* Try it *
Apart from the pictures, which must be omitted, restate the data exactly.

########################################

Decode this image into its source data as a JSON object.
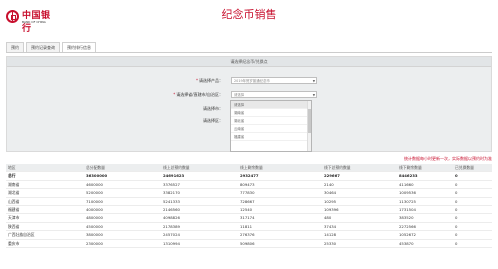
{
  "header": {
    "logo_cn": "中国银行",
    "logo_en": "BANK OF CHINA",
    "title": "纪念币销售"
  },
  "tabs": [
    {
      "label": "预约",
      "active": false
    },
    {
      "label": "预约记录查询",
      "active": false
    },
    {
      "label": "预约排行信息",
      "active": true
    }
  ],
  "form": {
    "title": "请选择纪念币/兑换点",
    "product_label": "请选择产品：",
    "product_value": "2019年贺岁普通纪念币",
    "province_label": "请选择省/直辖市/自治区：",
    "province_value": "请选择",
    "city_label": "请选择市：",
    "district_label": "请选择区："
  },
  "dropdown": {
    "items": [
      "请选择",
      "湖南省",
      "湖北省",
      "云南省",
      "福建省"
    ],
    "selected_index": 0
  },
  "note": "统计数据每小时更新一次，实际数据以预约时为准",
  "table": {
    "headers": [
      "地区",
      "总分配数量",
      "线上总预约数量",
      "线上剩余数量",
      "线下总预约数量",
      "线下剩余数量",
      "已兑换数量"
    ],
    "total": [
      "总行",
      "36300000",
      "24691623",
      "2932477",
      "229667",
      "8446233",
      "0"
    ],
    "rows": [
      [
        "湖南省",
        "4600000",
        "3376527",
        "809473",
        "2140",
        "411660",
        "0"
      ],
      [
        "湖北省",
        "5200000",
        "3382170",
        "777830",
        "30464",
        "1009536",
        "0"
      ],
      [
        "山西省",
        "7100000",
        "5241333",
        "728667",
        "10295",
        "1130725",
        "0"
      ],
      [
        "福建省",
        "4000000",
        "2146560",
        "12540",
        "109396",
        "1731504",
        "0"
      ],
      [
        "天津市",
        "4800000",
        "4098826",
        "317174",
        "480",
        "383520",
        "0"
      ],
      [
        "陕西省",
        "4500000",
        "2178389",
        "11811",
        "37434",
        "2272566",
        "0"
      ],
      [
        "广西壮族自治区",
        "3800000",
        "2457024",
        "276376",
        "14128",
        "1052672",
        "0"
      ],
      [
        "重庆市",
        "2300000",
        "1310994",
        "509806",
        "25330",
        "453870",
        "0"
      ]
    ]
  }
}
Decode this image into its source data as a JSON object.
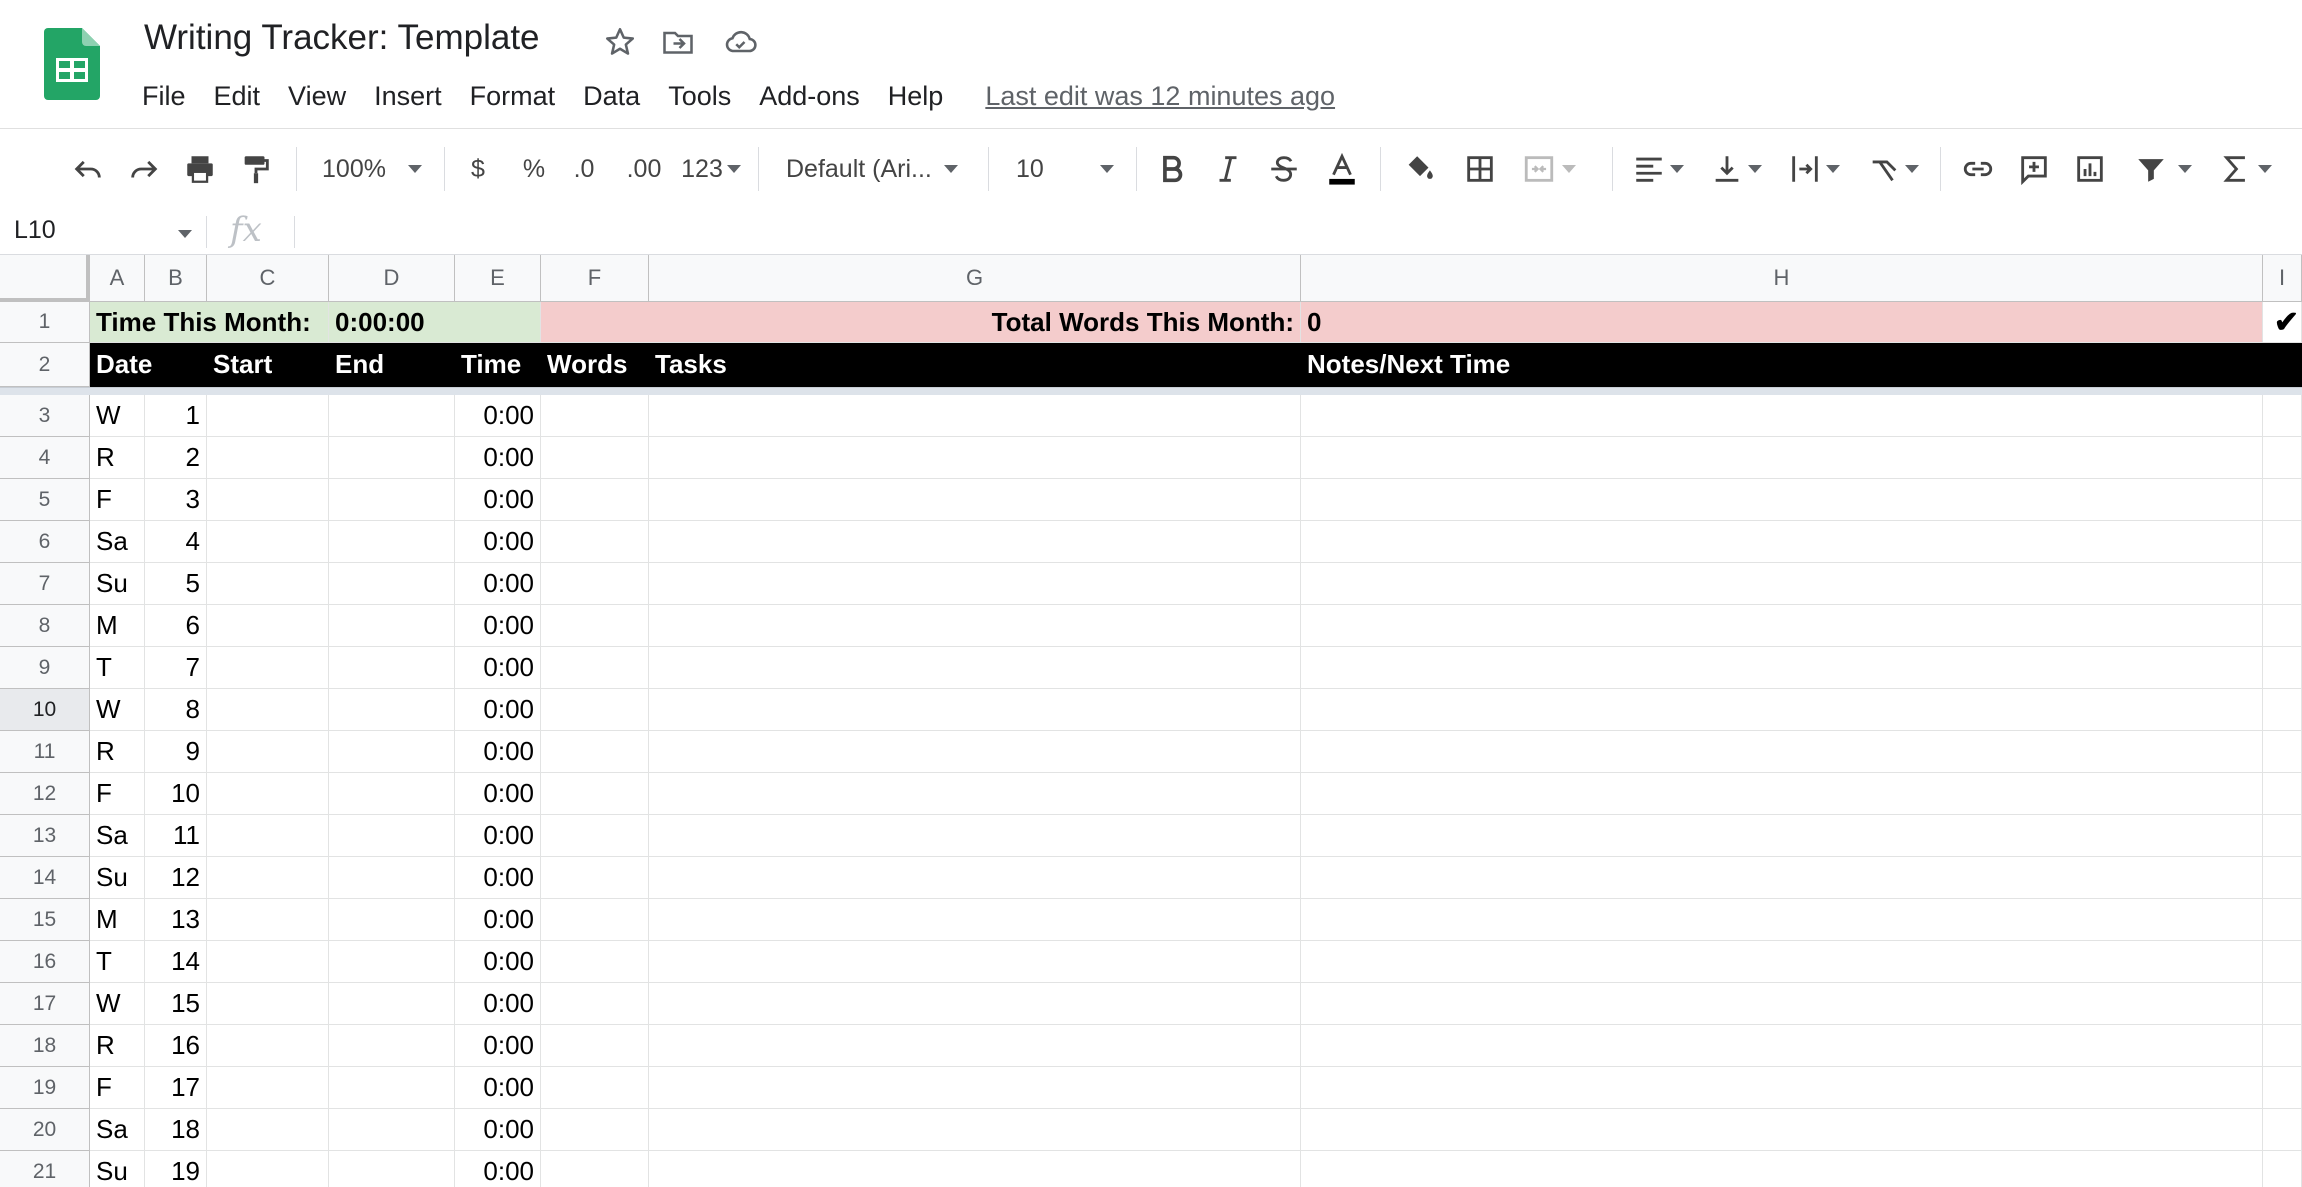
{
  "app": {
    "doc_title": "Writing Tracker: Template",
    "last_edit": "Last edit was 12 minutes ago",
    "menu": [
      "File",
      "Edit",
      "View",
      "Insert",
      "Format",
      "Data",
      "Tools",
      "Add-ons",
      "Help"
    ]
  },
  "toolbar": {
    "zoom": "100%",
    "currency": "$",
    "percent": "%",
    "decimal_decrease": ".0",
    "decimal_increase": ".00",
    "more_formats": "123",
    "font": "Default (Ari...",
    "font_size": "10"
  },
  "formula_bar": {
    "name_box": "L10",
    "fx": "fx",
    "value": ""
  },
  "grid": {
    "columns": [
      "A",
      "B",
      "C",
      "D",
      "E",
      "F",
      "G",
      "H",
      "I"
    ],
    "selected_row": 10,
    "summary": {
      "time_label": "Time This Month:",
      "time_value": "0:00:00",
      "words_label": "Total Words This Month:",
      "words_value": "0",
      "check": "✔"
    },
    "headers": [
      "Date",
      "Start",
      "End",
      "Time",
      "Words",
      "Tasks",
      "Notes/Next Time"
    ],
    "rows": [
      {
        "n": "3",
        "day": "W",
        "date": "1",
        "time": "0:00"
      },
      {
        "n": "4",
        "day": "R",
        "date": "2",
        "time": "0:00"
      },
      {
        "n": "5",
        "day": "F",
        "date": "3",
        "time": "0:00"
      },
      {
        "n": "6",
        "day": "Sa",
        "date": "4",
        "time": "0:00"
      },
      {
        "n": "7",
        "day": "Su",
        "date": "5",
        "time": "0:00"
      },
      {
        "n": "8",
        "day": "M",
        "date": "6",
        "time": "0:00"
      },
      {
        "n": "9",
        "day": "T",
        "date": "7",
        "time": "0:00"
      },
      {
        "n": "10",
        "day": "W",
        "date": "8",
        "time": "0:00"
      },
      {
        "n": "11",
        "day": "R",
        "date": "9",
        "time": "0:00"
      },
      {
        "n": "12",
        "day": "F",
        "date": "10",
        "time": "0:00"
      },
      {
        "n": "13",
        "day": "Sa",
        "date": "11",
        "time": "0:00"
      },
      {
        "n": "14",
        "day": "Su",
        "date": "12",
        "time": "0:00"
      },
      {
        "n": "15",
        "day": "M",
        "date": "13",
        "time": "0:00"
      },
      {
        "n": "16",
        "day": "T",
        "date": "14",
        "time": "0:00"
      },
      {
        "n": "17",
        "day": "W",
        "date": "15",
        "time": "0:00"
      },
      {
        "n": "18",
        "day": "R",
        "date": "16",
        "time": "0:00"
      },
      {
        "n": "19",
        "day": "F",
        "date": "17",
        "time": "0:00"
      },
      {
        "n": "20",
        "day": "Sa",
        "date": "18",
        "time": "0:00"
      },
      {
        "n": "21",
        "day": "Su",
        "date": "19",
        "time": "0:00"
      }
    ]
  },
  "colors": {
    "summary_green": "#d9ead3",
    "summary_pink": "#f4cccc",
    "header_black": "#000000",
    "sheets_green": "#0f9d58"
  }
}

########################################

* Exercise solution *
Decode this image into its source data as a JSON object.
{
  "header": {
    "logo_cn": "中国银行",
    "logo_en": "BANK OF CHINA",
    "title": "纪念币销售"
  },
  "tabs": [
    {
      "label": "预约",
      "active": false
    },
    {
      "label": "预约记录查询",
      "active": false
    },
    {
      "label": "预约排行信息",
      "active": true
    }
  ],
  "form": {
    "title": "请选择纪念币/兑换点",
    "product_label": "请选择产品：",
    "product_value": "2019年贺岁普通纪念币",
    "province_label": "请选择省/直辖市/自治区：",
    "province_value": "请选择",
    "city_label": "请选择市：",
    "district_label": "请选择区："
  },
  "dropdown": {
    "items": [
      "请选择",
      "湖南省",
      "湖北省",
      "云南省",
      "福建省"
    ],
    "selected_index": 0
  },
  "note": "统计数据每小时更新一次，实际数据以预约时为准",
  "table": {
    "headers": [
      "地区",
      "总分配数量",
      "线上总预约数量",
      "线上剩余数量",
      "线下总预约数量",
      "线下剩余数量",
      "已兑换数量"
    ],
    "total": [
      "总行",
      "36300000",
      "24691623",
      "2932477",
      "229667",
      "8446233",
      "0"
    ],
    "rows": [
      [
        "湖南省",
        "4600000",
        "3376527",
        "809473",
        "2140",
        "411660",
        "0"
      ],
      [
        "湖北省",
        "5200000",
        "3382170",
        "777830",
        "30464",
        "1009536",
        "0"
      ],
      [
        "山西省",
        "7100000",
        "5241333",
        "728667",
        "10295",
        "1130725",
        "0"
      ],
      [
        "福建省",
        "4000000",
        "2146560",
        "12540",
        "109396",
        "1731504",
        "0"
      ],
      [
        "天津市",
        "4800000",
        "4098826",
        "317174",
        "480",
        "383520",
        "0"
      ],
      [
        "陕西省",
        "4500000",
        "2178389",
        "11811",
        "37434",
        "2272566",
        "0"
      ],
      [
        "广西壮族自治区",
        "3800000",
        "2457024",
        "276376",
        "14128",
        "1052672",
        "0"
      ],
      [
        "重庆市",
        "2300000",
        "1310994",
        "509806",
        "25330",
        "453870",
        "0"
      ]
    ]
  }
}
Decode this image into its source data as a JSON object.
{
  "app": {
    "doc_title": "Writing Tracker: Template",
    "last_edit": "Last edit was 12 minutes ago",
    "menu": [
      "File",
      "Edit",
      "View",
      "Insert",
      "Format",
      "Data",
      "Tools",
      "Add-ons",
      "Help"
    ]
  },
  "toolbar": {
    "zoom": "100%",
    "currency": "$",
    "percent": "%",
    "decimal_decrease": ".0",
    "decimal_increase": ".00",
    "more_formats": "123",
    "font": "Default (Ari...",
    "font_size": "10"
  },
  "formula_bar": {
    "name_box": "L10",
    "fx": "fx",
    "value": ""
  },
  "grid": {
    "columns": [
      "A",
      "B",
      "C",
      "D",
      "E",
      "F",
      "G",
      "H",
      "I"
    ],
    "selected_row": 10,
    "summary": {
      "time_label": "Time This Month:",
      "time_value": "0:00:00",
      "words_label": "Total Words This Month:",
      "words_value": "0",
      "check": "✔"
    },
    "headers": [
      "Date",
      "Start",
      "End",
      "Time",
      "Words",
      "Tasks",
      "Notes/Next Time"
    ],
    "rows": [
      {
        "n": "3",
        "day": "W",
        "date": "1",
        "time": "0:00"
      },
      {
        "n": "4",
        "day": "R",
        "date": "2",
        "time": "0:00"
      },
      {
        "n": "5",
        "day": "F",
        "date": "3",
        "time": "0:00"
      },
      {
        "n": "6",
        "day": "Sa",
        "date": "4",
        "time": "0:00"
      },
      {
        "n": "7",
        "day": "Su",
        "date": "5",
        "time": "0:00"
      },
      {
        "n": "8",
        "day": "M",
        "date": "6",
        "time": "0:00"
      },
      {
        "n": "9",
        "day": "T",
        "date": "7",
        "time": "0:00"
      },
      {
        "n": "10",
        "day": "W",
        "date": "8",
        "time": "0:00"
      },
      {
        "n": "11",
        "day": "R",
        "date": "9",
        "time": "0:00"
      },
      {
        "n": "12",
        "day": "F",
        "date": "10",
        "time": "0:00"
      },
      {
        "n": "13",
        "day": "Sa",
        "date": "11",
        "time": "0:00"
      },
      {
        "n": "14",
        "day": "Su",
        "date": "12",
        "time": "0:00"
      },
      {
        "n": "15",
        "day": "M",
        "date": "13",
        "time": "0:00"
      },
      {
        "n": "16",
        "day": "T",
        "date": "14",
        "time": "0:00"
      },
      {
        "n": "17",
        "day": "W",
        "date": "15",
        "time": "0:00"
      },
      {
        "n": "18",
        "day": "R",
        "date": "16",
        "time": "0:00"
      },
      {
        "n": "19",
        "day": "F",
        "date": "17",
        "time": "0:00"
      },
      {
        "n": "20",
        "day": "Sa",
        "date": "18",
        "time": "0:00"
      },
      {
        "n": "21",
        "day": "Su",
        "date": "19",
        "time": "0:00"
      }
    ]
  },
  "colors": {
    "summary_green": "#d9ead3",
    "summary_pink": "#f4cccc",
    "header_black": "#000000",
    "sheets_green": "#0f9d58"
  }
}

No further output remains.